Today, 884 million people lack access to water and 2.6 billion lack access to sanitation.
In the past 20 years, there has been important progress made in these areas at the international level. But despite some milestones, significant challenges remain to be addressed. Some of these milestones reflect recommendations from the New Delhi Statement, which endorsed the principle of ‘Some for All Rather than More for Some’, and its four guiding principles, 1 as do some of the remaining challenges. Other trends have emerged since then, as well. This article identifies the main political developments over the last 30 years and examines some barriers to the progress of attaining universal water and sanitation provision. It also outlines some of what we have done or not done in implementing the concepts contained in the New Delhi Statement, and identifies some key lessons for the future.

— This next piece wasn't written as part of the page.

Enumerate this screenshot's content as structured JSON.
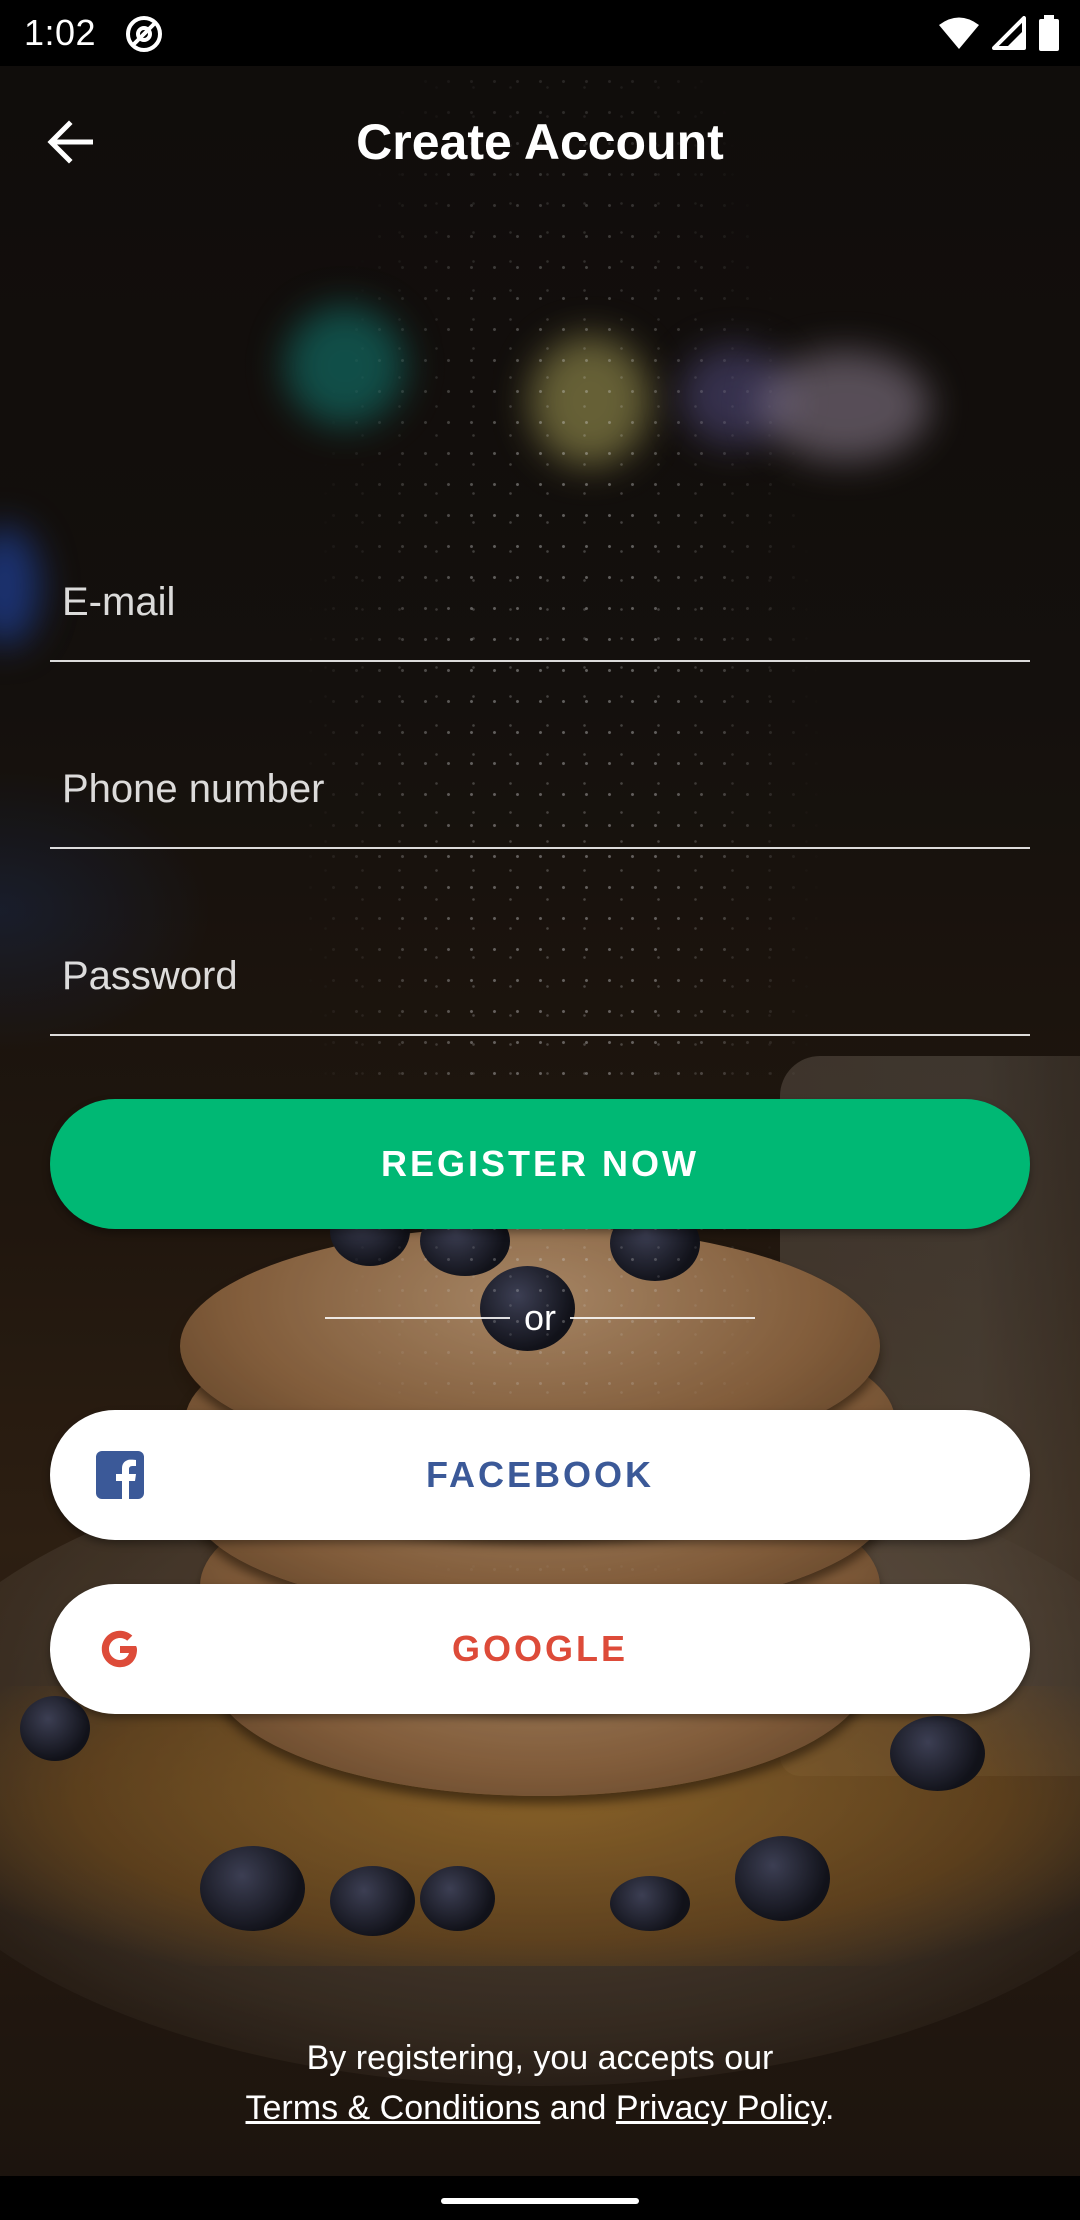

This article comes from the IDS Bulletin 43.2 (2012) Barriers and Opportunities for Sanitation and Water for All, as Envisaged by the New Delhi Statement